In my very first official leadership role, I was expected to motivate an evening crew of 20 employees who were required to accurately fill store orders each night.
Our team worked every evening to properly set up the next day’s shipments. It was a lot of pressure for a brand new, 21-year-old leader.
In my role, I was constantly having to make complicated decisions that affected important store merchandising outcomes. Between making operational decisions and working to keep morale up among grumpy late-night employees, I learned a lot about leadership quickly.
Leading within an organization can be a rather complicated experience.
Leaders are often tasked with bringing about order within chaotic shifting dynamics. Organizations are complex organisms. They have multiple parts moving simultaneously to bring about a product or service.
Within the milieu of organizational complexity, leaders are required to optimize resources and motivate teams. And, they’re expected to do this while making prudent decisions and meeting organizational demands.
The work of leadership requires wisdom. Looking back on my first leadership experience, wisdom was exactly what I needed.
Where does one go for more wisdom?
Ancient Greek philosophers had much to say about human existence and action. One such philosopher, Aristotle, proposed the idea of “telos.” Modern philosophers describe Aristotle’s notion of telos as referring to “the final cause of something.” This is similar to what we might think of as an end goal, chief purpose or the supreme end of an endeavor.
Aristotle understood the wisdom of fully grasping the intended purpose, or telos, of everything from a work of art to human action. Consequently, he felt each endeavor should have a final cause or chief purpose behind it. If not, we are just spinning our wheels, making decisions and allocating resources toward no meaningful end.
Think about how knowing the chief purpose of something effects your personal motivation. How motivated are you to take on a task, make an important decision, or attempt to motivate someone…when you don’t know the end of the task you are supposed to tackle?

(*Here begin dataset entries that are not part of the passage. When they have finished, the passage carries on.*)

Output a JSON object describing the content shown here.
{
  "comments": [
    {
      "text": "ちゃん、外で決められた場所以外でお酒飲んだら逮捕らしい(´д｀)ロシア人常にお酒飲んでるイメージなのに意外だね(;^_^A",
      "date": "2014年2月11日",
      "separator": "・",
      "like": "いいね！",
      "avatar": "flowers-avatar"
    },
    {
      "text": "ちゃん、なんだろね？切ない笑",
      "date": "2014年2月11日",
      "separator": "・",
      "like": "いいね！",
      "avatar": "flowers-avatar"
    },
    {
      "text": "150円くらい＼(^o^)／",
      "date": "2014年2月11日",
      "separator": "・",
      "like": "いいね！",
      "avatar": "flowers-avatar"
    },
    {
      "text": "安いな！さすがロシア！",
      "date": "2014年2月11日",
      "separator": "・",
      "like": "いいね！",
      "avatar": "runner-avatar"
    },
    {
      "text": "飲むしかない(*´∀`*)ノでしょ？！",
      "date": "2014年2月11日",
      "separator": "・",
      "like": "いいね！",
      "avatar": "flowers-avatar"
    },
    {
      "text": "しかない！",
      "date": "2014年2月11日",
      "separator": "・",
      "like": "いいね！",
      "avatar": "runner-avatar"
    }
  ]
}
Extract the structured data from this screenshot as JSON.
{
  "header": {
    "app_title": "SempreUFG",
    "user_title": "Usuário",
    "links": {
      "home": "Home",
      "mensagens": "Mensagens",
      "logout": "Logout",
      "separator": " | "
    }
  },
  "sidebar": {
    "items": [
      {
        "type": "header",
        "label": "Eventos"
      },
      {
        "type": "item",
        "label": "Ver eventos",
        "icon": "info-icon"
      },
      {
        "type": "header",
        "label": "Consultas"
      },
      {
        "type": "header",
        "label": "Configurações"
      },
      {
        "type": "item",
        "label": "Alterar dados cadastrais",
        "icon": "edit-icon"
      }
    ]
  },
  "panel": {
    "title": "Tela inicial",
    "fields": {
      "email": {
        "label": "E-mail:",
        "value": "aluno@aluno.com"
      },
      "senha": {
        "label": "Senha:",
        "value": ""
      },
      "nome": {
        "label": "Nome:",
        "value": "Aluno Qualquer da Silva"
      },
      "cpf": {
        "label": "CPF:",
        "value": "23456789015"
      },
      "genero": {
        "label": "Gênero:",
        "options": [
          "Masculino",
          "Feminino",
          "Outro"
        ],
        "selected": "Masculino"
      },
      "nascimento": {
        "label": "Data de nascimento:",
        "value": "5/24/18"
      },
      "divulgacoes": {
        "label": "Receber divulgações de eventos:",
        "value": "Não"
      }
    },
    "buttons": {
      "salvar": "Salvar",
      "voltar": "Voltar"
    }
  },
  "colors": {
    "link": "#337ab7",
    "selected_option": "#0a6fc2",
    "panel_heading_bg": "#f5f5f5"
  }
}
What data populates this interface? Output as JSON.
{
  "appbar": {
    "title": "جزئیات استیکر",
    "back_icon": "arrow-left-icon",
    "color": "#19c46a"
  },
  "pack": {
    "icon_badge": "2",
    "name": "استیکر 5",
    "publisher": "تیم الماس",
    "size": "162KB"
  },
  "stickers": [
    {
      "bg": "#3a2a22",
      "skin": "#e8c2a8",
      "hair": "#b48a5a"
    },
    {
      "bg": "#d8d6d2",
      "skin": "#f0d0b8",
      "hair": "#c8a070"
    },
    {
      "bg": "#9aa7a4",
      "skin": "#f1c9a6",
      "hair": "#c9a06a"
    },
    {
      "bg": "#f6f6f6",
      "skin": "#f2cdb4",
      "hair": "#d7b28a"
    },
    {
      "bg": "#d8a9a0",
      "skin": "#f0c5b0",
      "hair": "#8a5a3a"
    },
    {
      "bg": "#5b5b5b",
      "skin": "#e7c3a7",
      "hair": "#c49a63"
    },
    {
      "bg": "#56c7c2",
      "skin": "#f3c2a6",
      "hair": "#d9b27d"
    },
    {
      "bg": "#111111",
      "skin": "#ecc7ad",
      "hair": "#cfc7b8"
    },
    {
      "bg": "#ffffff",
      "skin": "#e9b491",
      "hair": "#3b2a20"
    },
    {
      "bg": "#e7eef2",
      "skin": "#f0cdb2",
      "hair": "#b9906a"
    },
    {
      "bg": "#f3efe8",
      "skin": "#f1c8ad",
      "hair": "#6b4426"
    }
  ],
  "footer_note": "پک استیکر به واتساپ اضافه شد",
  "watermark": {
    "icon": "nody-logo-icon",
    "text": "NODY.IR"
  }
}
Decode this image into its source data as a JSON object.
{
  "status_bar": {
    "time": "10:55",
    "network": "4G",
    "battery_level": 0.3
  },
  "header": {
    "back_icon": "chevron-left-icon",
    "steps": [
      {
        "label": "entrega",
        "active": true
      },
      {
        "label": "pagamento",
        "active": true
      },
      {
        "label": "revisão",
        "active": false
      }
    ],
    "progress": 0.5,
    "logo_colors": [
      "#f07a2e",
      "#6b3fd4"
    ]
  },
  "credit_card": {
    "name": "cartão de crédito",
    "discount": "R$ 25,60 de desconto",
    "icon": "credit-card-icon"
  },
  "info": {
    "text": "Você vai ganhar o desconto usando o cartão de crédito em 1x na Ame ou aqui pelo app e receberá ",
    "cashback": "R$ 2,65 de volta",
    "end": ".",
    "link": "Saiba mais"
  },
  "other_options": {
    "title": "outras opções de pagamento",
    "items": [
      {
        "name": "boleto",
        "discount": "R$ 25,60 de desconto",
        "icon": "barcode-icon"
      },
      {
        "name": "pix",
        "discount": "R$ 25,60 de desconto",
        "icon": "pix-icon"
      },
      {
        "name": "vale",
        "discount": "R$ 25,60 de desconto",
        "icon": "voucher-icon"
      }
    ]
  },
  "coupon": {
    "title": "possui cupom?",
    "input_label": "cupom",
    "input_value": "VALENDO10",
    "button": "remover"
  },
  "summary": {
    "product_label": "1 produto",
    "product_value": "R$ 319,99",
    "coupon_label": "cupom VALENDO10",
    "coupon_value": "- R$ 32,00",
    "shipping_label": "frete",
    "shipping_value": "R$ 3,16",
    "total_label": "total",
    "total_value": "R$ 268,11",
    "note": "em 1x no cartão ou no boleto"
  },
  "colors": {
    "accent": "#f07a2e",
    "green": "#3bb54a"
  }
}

As I fumbled through my first team leadership experience, I only ensured my team got the job done accurately and on time.
I was not a very inspiring leader. As time went on, along with some great mentoring, I began to realize people needed to feel a connection to a greater end, a telos. And it was my responsibility as a leader to help them make that connection.

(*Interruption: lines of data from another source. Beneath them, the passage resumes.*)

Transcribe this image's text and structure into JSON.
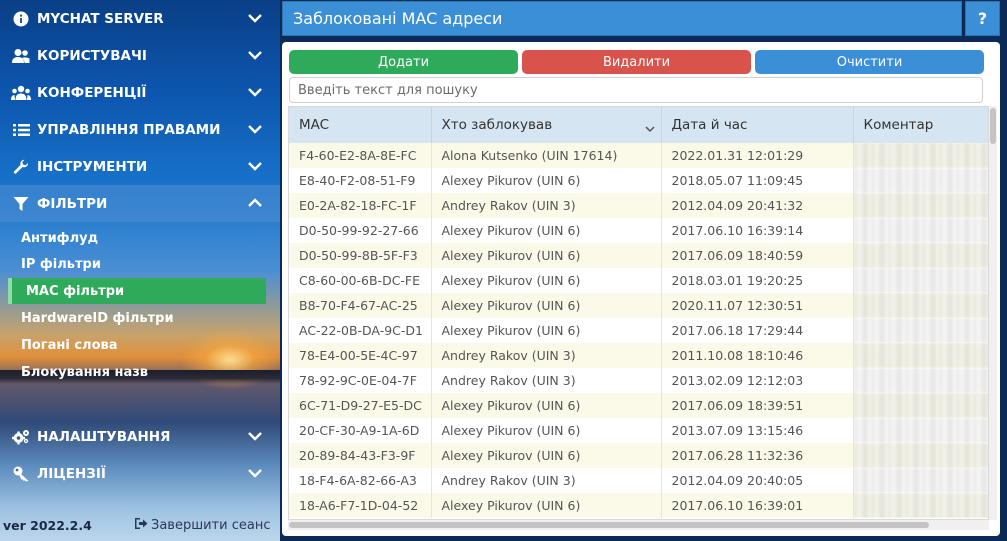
{
  "sidebar": {
    "menu": [
      {
        "label": "MYCHAT SERVER",
        "icon": "info-icon"
      },
      {
        "label": "КОРИСТУВАЧІ",
        "icon": "users-icon"
      },
      {
        "label": "КОНФЕРЕНЦІЇ",
        "icon": "group-icon"
      },
      {
        "label": "УПРАВЛІННЯ ПРАВАМИ",
        "icon": "list-icon"
      },
      {
        "label": "ІНСТРУМЕНТИ",
        "icon": "wrench-icon"
      },
      {
        "label": "ФІЛЬТРИ",
        "icon": "filter-icon"
      }
    ],
    "filters_sub": [
      {
        "label": "Антифлуд"
      },
      {
        "label": "IP фільтри"
      },
      {
        "label": "MAC фільтри"
      },
      {
        "label": "HardwareID фільтри"
      },
      {
        "label": "Погані слова"
      },
      {
        "label": "Блокування назв"
      }
    ],
    "bottom_menu": [
      {
        "label": "НАЛАШТУВАННЯ",
        "icon": "gears-icon"
      },
      {
        "label": "ЛІЦЕНЗІЇ",
        "icon": "key-icon"
      }
    ],
    "version": "ver 2022.2.4",
    "logout_label": "Завершити сеанс"
  },
  "header": {
    "title": "Заблоковані MAC адреси",
    "help_label": "?"
  },
  "toolbar": {
    "add_label": "Додати",
    "delete_label": "Видалити",
    "clear_label": "Очистити"
  },
  "search": {
    "placeholder": "Введіть текст для пошуку"
  },
  "table": {
    "columns": [
      "MAC",
      "Хто заблокував",
      "Дата й час",
      "Коментар"
    ],
    "rows": [
      [
        "F4-60-E2-8A-8E-FC",
        "Alona Kutsenko (UIN 17614)",
        "2022.01.31 12:01:29"
      ],
      [
        "E8-40-F2-08-51-F9",
        "Alexey Pikurov (UIN 6)",
        "2018.05.07 11:09:45"
      ],
      [
        "E0-2A-82-18-FC-1F",
        "Andrey Rakov (UIN 3)",
        "2012.04.09 20:41:32"
      ],
      [
        "D0-50-99-92-27-66",
        "Alexey Pikurov (UIN 6)",
        "2017.06.10 16:39:14"
      ],
      [
        "D0-50-99-8B-5F-F3",
        "Alexey Pikurov (UIN 6)",
        "2017.06.09 18:40:59"
      ],
      [
        "C8-60-00-6B-DC-FE",
        "Alexey Pikurov (UIN 6)",
        "2018.03.01 19:20:25"
      ],
      [
        "B8-70-F4-67-AC-25",
        "Alexey Pikurov (UIN 6)",
        "2020.11.07 12:30:51"
      ],
      [
        "AC-22-0B-DA-9C-D1",
        "Alexey Pikurov (UIN 6)",
        "2017.06.18 17:29:44"
      ],
      [
        "78-E4-00-5E-4C-97",
        "Andrey Rakov (UIN 3)",
        "2011.10.08 18:10:46"
      ],
      [
        "78-92-9C-0E-04-7F",
        "Andrey Rakov (UIN 3)",
        "2013.02.09 12:12:03"
      ],
      [
        "6C-71-D9-27-E5-DC",
        "Alexey Pikurov (UIN 6)",
        "2017.06.09 18:39:51"
      ],
      [
        "20-CF-30-A9-1A-6D",
        "Alexey Pikurov (UIN 6)",
        "2013.07.09 13:15:46"
      ],
      [
        "20-89-84-43-F3-9F",
        "Alexey Pikurov (UIN 6)",
        "2017.06.28 11:32:36"
      ],
      [
        "18-F4-6A-82-66-A3",
        "Andrey Rakov (UIN 3)",
        "2012.04.09 20:40:05"
      ],
      [
        "18-A6-F7-1D-04-52",
        "Alexey Pikurov (UIN 6)",
        "2017.06.10 16:39:01"
      ]
    ]
  },
  "colors": {
    "accent_blue": "#3a8fd6",
    "add_green": "#2faa5a",
    "delete_red": "#d8534b",
    "selected_green": "#2faa5a"
  }
}
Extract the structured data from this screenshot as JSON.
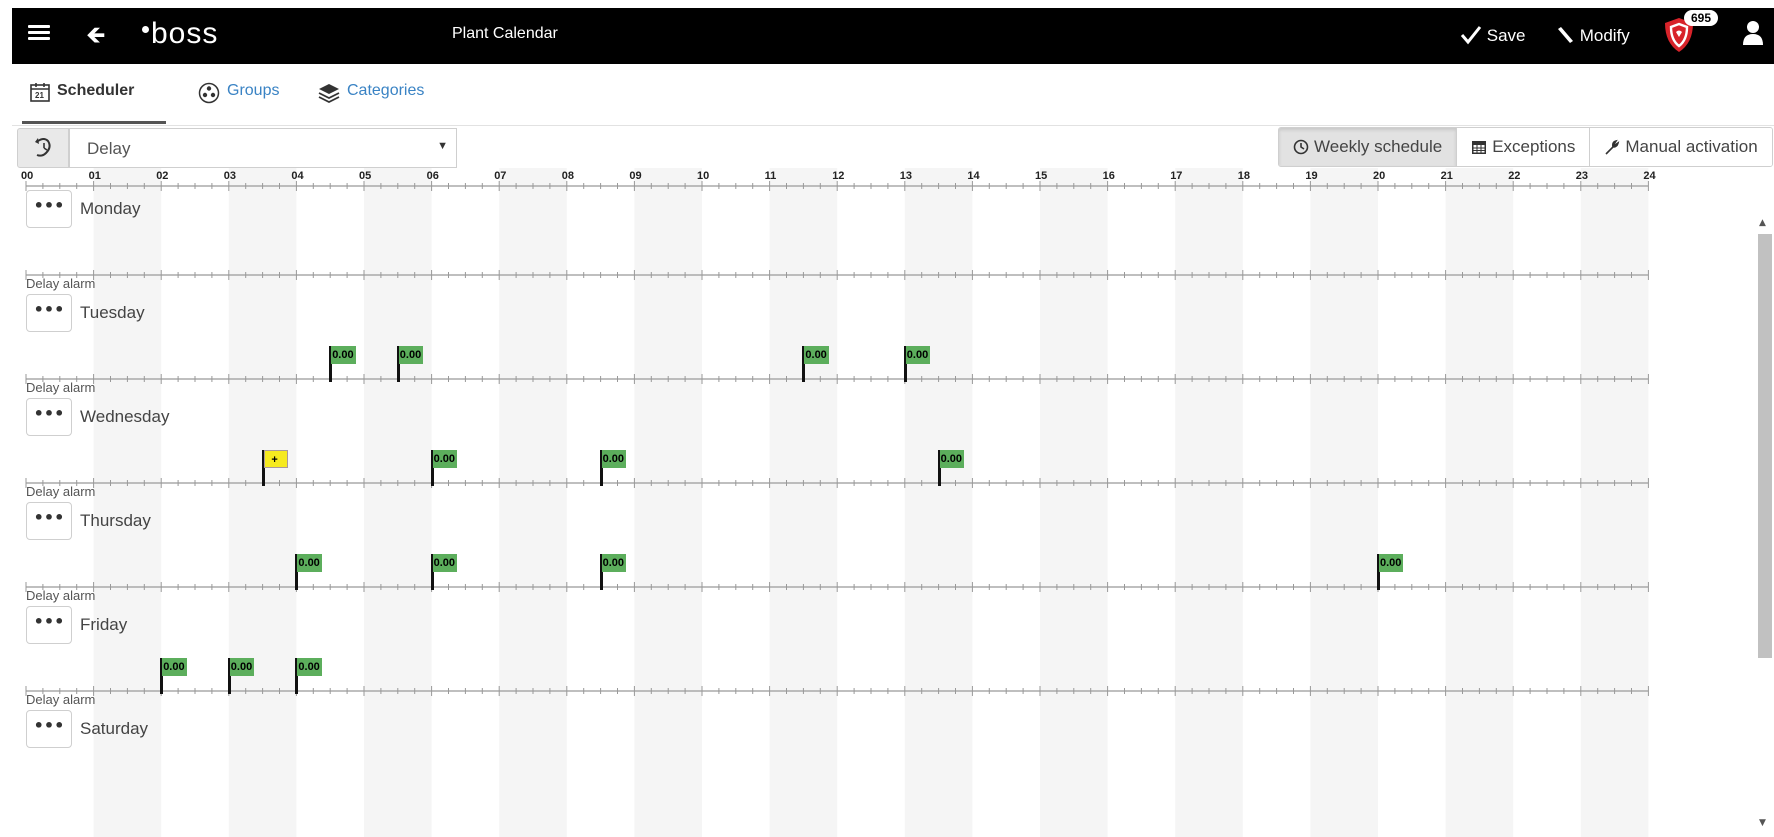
{
  "topbar": {
    "logo_text": "boss",
    "title": "Plant Calendar",
    "save_label": "Save",
    "modify_label": "Modify",
    "alarm_count": "695",
    "icons": {
      "menu": "hamburger-icon",
      "back": "arrow-left-icon",
      "save": "check-icon",
      "modify": "pencil-icon",
      "alarm": "shield-alarm-icon",
      "user": "user-icon"
    }
  },
  "tabs": [
    {
      "label": "Scheduler",
      "icon": "calendar-icon",
      "active": true
    },
    {
      "label": "Groups",
      "icon": "groups-icon",
      "active": false
    },
    {
      "label": "Categories",
      "icon": "layers-icon",
      "active": false
    }
  ],
  "toolbar": {
    "selected_category": "Delay",
    "views": [
      {
        "label": "Weekly schedule",
        "icon": "clock-icon",
        "active": true
      },
      {
        "label": "Exceptions",
        "icon": "calendar-icon",
        "active": false
      },
      {
        "label": "Manual activation",
        "icon": "wrench-icon",
        "active": false
      }
    ]
  },
  "timeline": {
    "hours": [
      "00",
      "01",
      "02",
      "03",
      "04",
      "05",
      "06",
      "07",
      "08",
      "09",
      "10",
      "11",
      "12",
      "13",
      "14",
      "15",
      "16",
      "17",
      "18",
      "19",
      "20",
      "21",
      "22",
      "23",
      "24"
    ],
    "alarm_label": "Delay alarm",
    "colors": {
      "event": "#5cae5c",
      "selected_event": "#f6ea1f",
      "stripe": "#f5f5f5"
    },
    "days": [
      {
        "name": "Monday",
        "events": []
      },
      {
        "name": "Tuesday",
        "events": [
          {
            "hour": 4.5,
            "label": "0.00"
          },
          {
            "hour": 5.5,
            "label": "0.00"
          },
          {
            "hour": 11.5,
            "label": "0.00"
          },
          {
            "hour": 13.0,
            "label": "0.00"
          }
        ]
      },
      {
        "name": "Wednesday",
        "events": [
          {
            "hour": 3.5,
            "label": "+",
            "selected": true
          },
          {
            "hour": 6.0,
            "label": "0.00"
          },
          {
            "hour": 8.5,
            "label": "0.00"
          },
          {
            "hour": 13.5,
            "label": "0.00"
          }
        ]
      },
      {
        "name": "Thursday",
        "events": [
          {
            "hour": 4.0,
            "label": "0.00"
          },
          {
            "hour": 6.0,
            "label": "0.00"
          },
          {
            "hour": 8.5,
            "label": "0.00"
          },
          {
            "hour": 20.0,
            "label": "0.00"
          }
        ]
      },
      {
        "name": "Friday",
        "events": [
          {
            "hour": 2.0,
            "label": "0.00"
          },
          {
            "hour": 3.0,
            "label": "0.00"
          },
          {
            "hour": 4.0,
            "label": "0.00"
          }
        ]
      },
      {
        "name": "Saturday",
        "events": []
      }
    ]
  }
}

Along with Aristotle, at Milestone Leadership we believe strongly in the clarity of the chief end or purpose (telos) within an organization. When the purpose is clear and team members understand their place inside that purpose, employee engagement is sure to trend positively.

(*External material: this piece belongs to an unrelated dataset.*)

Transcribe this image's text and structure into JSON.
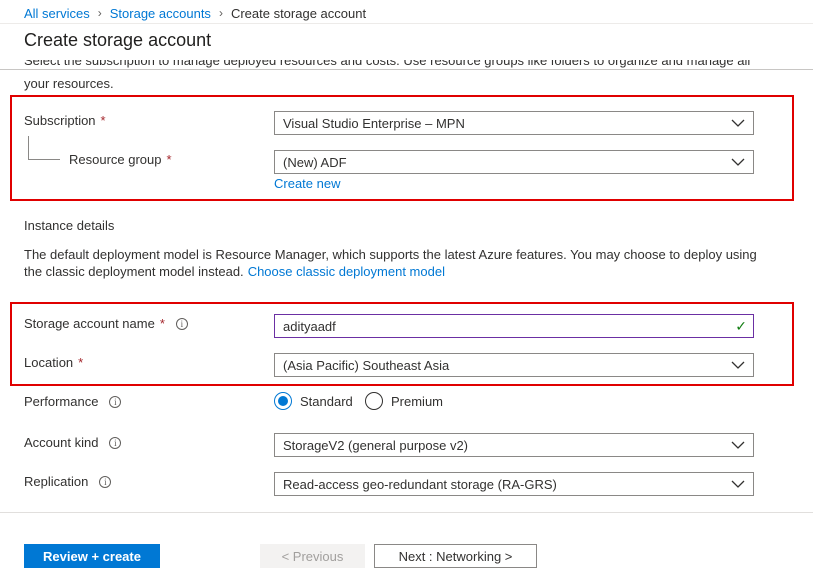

As you think about your organization, division or department team, how clearly understood is the telos of your organization?
Here are a few reflection questions to consider:
- Do you have an organizational telos (Mission)? If not, it is vital to develop a clear and compelling mission for your organization.
- How would your team members describe your organization’s mission?
- To what degree do your team members recognize their role within the organizational mission?
- How would your team members describe the ways in which their daily tasks are associated with the organizational mission?
An organizational telos is easy to neglect amid the whirlwind of organizational demands.
However, the decision-making clarity and employee engagement that will likely result from a clear organizational telos is well worth the time. You might consider what not having an organizational telos, or a lack of a clear telos may be costing your organization.
Erik Dees, PhD is a partner with Milestone Leadership. Opinions expressed are those of the author.